Saturday, 10 March 2012
Review: Simon McBride
Simon McBride - Nine Lives (Nugene)
As a Belfast boy playing the blues, singer/guitarist Simon McBride has attracted inevitable comparisons with compatriots Rory Gallagher and Gary Moore. ‘Down to the Wire’, the opening salvo on this largely live collection certainly bears out the latter, with a lyrical cascade of electric notes inescapably reminiscent of ‘Parisian Walkway’ and ‘Still Got the Blues for You’; while the eight minute medley of ‘Take My Hand/Hell Waters Rising’ which follows on its heels is a different animal altogether, a master-class of blue-collar gutsiness which impertinently channels a certain tousle-haired gunslinger in a checked shirt.

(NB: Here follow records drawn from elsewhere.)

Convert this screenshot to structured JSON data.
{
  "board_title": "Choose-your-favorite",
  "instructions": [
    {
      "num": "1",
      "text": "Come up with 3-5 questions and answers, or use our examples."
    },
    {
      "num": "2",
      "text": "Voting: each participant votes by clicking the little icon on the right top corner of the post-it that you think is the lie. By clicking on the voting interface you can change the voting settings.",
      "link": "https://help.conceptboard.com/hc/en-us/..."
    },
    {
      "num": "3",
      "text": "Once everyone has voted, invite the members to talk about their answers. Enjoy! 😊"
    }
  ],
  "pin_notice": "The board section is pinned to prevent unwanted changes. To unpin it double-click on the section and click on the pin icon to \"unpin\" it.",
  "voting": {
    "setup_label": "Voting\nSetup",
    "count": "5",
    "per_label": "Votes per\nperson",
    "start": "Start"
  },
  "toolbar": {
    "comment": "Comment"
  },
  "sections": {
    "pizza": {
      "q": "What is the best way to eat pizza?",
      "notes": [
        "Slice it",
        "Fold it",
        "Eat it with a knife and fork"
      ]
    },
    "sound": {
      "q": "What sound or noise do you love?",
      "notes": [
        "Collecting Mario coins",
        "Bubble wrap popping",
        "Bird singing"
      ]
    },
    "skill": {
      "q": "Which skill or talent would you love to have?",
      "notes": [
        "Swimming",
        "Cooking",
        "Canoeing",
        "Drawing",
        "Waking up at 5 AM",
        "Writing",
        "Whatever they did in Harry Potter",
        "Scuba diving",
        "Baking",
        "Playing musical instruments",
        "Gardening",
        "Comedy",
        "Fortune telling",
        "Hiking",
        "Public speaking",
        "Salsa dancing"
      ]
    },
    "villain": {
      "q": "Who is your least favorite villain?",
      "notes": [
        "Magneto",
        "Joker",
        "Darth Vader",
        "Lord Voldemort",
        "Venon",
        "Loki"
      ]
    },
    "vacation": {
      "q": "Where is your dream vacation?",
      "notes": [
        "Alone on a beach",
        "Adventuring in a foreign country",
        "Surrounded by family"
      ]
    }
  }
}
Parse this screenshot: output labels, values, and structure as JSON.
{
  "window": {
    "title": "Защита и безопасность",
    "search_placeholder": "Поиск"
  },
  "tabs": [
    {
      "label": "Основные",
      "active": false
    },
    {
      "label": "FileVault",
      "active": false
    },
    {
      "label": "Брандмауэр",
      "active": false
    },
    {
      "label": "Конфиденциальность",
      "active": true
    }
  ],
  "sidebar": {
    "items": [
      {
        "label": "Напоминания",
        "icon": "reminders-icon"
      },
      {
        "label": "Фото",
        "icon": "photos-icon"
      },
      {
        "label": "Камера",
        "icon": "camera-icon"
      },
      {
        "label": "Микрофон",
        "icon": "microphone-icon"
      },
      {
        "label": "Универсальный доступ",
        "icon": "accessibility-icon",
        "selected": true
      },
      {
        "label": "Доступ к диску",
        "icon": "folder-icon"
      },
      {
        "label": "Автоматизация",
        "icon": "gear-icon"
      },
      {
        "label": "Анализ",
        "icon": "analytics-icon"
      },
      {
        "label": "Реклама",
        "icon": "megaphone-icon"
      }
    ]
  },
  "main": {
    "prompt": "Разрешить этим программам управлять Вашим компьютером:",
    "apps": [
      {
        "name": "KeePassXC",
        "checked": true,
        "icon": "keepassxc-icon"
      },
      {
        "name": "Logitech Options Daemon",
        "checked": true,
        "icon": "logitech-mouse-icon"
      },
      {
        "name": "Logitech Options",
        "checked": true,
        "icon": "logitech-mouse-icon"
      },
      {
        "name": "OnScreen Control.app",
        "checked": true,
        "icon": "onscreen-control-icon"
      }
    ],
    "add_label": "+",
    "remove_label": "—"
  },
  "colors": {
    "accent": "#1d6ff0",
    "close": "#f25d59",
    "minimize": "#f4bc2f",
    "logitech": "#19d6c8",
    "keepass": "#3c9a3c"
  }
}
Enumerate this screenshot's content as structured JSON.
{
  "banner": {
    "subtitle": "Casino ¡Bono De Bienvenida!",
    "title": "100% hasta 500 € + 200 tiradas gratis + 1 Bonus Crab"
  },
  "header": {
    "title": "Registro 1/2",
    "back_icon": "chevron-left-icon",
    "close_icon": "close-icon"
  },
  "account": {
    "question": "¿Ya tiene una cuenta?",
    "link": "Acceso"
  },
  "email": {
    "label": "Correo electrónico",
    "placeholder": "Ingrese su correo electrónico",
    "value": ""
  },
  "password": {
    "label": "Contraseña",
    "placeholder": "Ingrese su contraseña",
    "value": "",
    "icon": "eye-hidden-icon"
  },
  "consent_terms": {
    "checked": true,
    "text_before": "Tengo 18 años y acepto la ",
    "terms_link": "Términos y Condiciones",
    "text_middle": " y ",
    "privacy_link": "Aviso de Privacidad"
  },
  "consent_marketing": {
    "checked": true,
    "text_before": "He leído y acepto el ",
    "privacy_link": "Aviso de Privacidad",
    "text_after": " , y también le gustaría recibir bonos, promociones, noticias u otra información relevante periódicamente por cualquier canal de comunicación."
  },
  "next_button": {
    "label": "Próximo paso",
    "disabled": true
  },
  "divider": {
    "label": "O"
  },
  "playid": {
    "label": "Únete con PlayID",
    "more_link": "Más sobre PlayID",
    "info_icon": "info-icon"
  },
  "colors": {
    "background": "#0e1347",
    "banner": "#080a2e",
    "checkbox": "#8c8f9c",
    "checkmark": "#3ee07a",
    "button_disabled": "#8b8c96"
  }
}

On this third album McBride, aided and abetted by rhythm section Paul Hamilton (drums) and Carl Harvey (bass), stakes a genuine claim to be the rightful heir to Northern Ireland’s distinguished blues heritage, playing with a rare passion and conviction, and matching first rate musicianship with top notch material. All nine live numbers and four acoustic bonus tracks showcase the unaffected earthiness of his voice and the cool fluid power of his guitar style in their respective ways, but the obvious point of entry is probably the impressive new single, ‘Rich Man Falling’.